I have been asked several times “What is a Chaplain, what do they do?” My response is usually that I am a gate builder, I build gates.
If you have been in law enforcement longer than a few days you notice that among the brethren there are Picket Fences, the nice little fences that remind you of safety and family. The state troopers have a stately brown fence, the municipal officers a blue one, sometimes white. The county deputies is brown too but I have seen some nice looking green ones. Every law enforcement agency has one. Even churches have them, and there’s a huge one that separates every fire department from every police department. Now, don’t misunderstand me, I’m not complaining or speaking negatively about these fences, they are in most cases a necessity for a variety of reasons. My job is to build and maintain the gates. The fence lines are drawn and maintained on both sides, the love/hate relationship that exists between law enforcement family, other first responders, and society. Some may view theirs as a fortress wall, or a barbed wire fence, but they are only the familiar little Picket Fences.

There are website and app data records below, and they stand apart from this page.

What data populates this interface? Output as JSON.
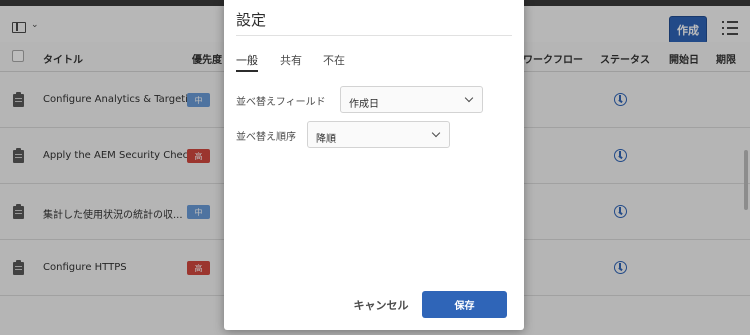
{
  "toolbar": {
    "create_label": "作成"
  },
  "table": {
    "headers": {
      "title": "タイトル",
      "priority": "優先度",
      "workflow": "ワークフロー",
      "status": "ステータス",
      "start_date": "開始日",
      "due_date": "期限"
    },
    "rows": [
      {
        "title": "Configure Analytics & Targeting",
        "priority": "中",
        "priority_color": "#6a9bd8"
      },
      {
        "title": "Apply the AEM Security Checklist",
        "priority": "高",
        "priority_color": "#d2483f"
      },
      {
        "title": "集計した使用状況の統計の収...",
        "priority": "中",
        "priority_color": "#6a9bd8"
      },
      {
        "title": "Configure HTTPS",
        "priority": "高",
        "priority_color": "#d2483f"
      }
    ]
  },
  "dialog": {
    "title": "設定",
    "tabs": [
      "一般",
      "共有",
      "不在"
    ],
    "selected_tab": "一般",
    "sort_field_label": "並べ替えフィールド",
    "sort_field_value": "作成日",
    "sort_order_label": "並べ替え順序",
    "sort_order_value": "降順",
    "cancel_label": "キャンセル",
    "save_label": "保存"
  },
  "colors": {
    "accent": "#2f65b8",
    "priority_medium": "#6a9bd8",
    "priority_high": "#d2483f"
  }
}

The reason for the fences in law enforcement is still a mystery to me since they aren’t that vastly different in the heroic job they choose to do every day. They may just differ a little in jurisdiction, policies, politics, and the color of the uniform, but they still remain The Thin Blue Line. It takes all 1,000,000 officers, deputies, troopers, marshals, agents, constables and the brass thereof in this country to create this critical line of defense from the chaos all around us. I do my best to understand why there is disunity and natural distance kept by each agency for one another. One isn’t really better than the other. Each one has a vital and unique role to keep our country safe. Being from a LEO household for the past 28 years I understand fireman need heroes so I do get the “First Responder” bucket fence. Little humor there…
As a police chaplain I try to build and maintain gates for these fences. I know I may never knock the fence down but getting a gate in, we all have the freedom, and a reason to visit one another. It’s kind of the same thing with faith. I build gates for LEOs and families to have a clear path and direction to God. Sometimes it’s just a visit for a stress issue, a faith challenge, or just questions and doubts about all the whys they logically ask when watching the damage people do to the innocent. Sometimes we walk through the gate together and sit awhile because a marriage is disintegrating, or God forbid we have another traumatic LODD.
They say fences make good neighbors. True, but family doesn’t need fences do they? Unity is a strong line of defense, not easily broken. We have all experienced it when a tragedy strikes and for that eternal but brief week of going through the incident to the burial we hold onto one another. The fences seem invisible for that time. Imagine what the job would be like if we could all do that without the tragedy! That would be a great thing to witness, and I know it would make their jobs a little easier!
Being a gate builder is just about providing a point of access to help, hope, and answers sometimes for impossible situations. I love all LEOs, I honor them, and am passionate about serving them. I call this the “impossible job” and every day it becomes a little more like one. With God, all things are possible. Therefore, I, the gatekeeper, work to build and maintain the access to the One who can forgive, heal, comfort, strengthen, and protect them. Find the gate in your picket fence, and maybe leave it a little ajar for your neighbor or maybe even God. Maybe the first step is just to unlock the gate, your brother could just be waiting on you.
I know God is.
– Lisa Lerner, police chaplain Bless the Badge, LEOW. Lisa and Chuck Lerner (30 year LEO retiree) have been married 28 years. She was medically retired after 20 years in Regional Merchandising. After serving the wives and families of law enforcement throughout their marriage she and Chuck became Ordained Ministers in 2008. Lisa is a certified Police Chaplain with International Conference of Police Chaplains (ICPC), and (IAOCC), Victim Relief Ministries (VRM). She served as Chaplain for the Grandview Police Department, Burleson Police Department, and Maypearl Police Department. Lisa is trained in CISM and is a member of the Johnson County Critical Incident Response Team.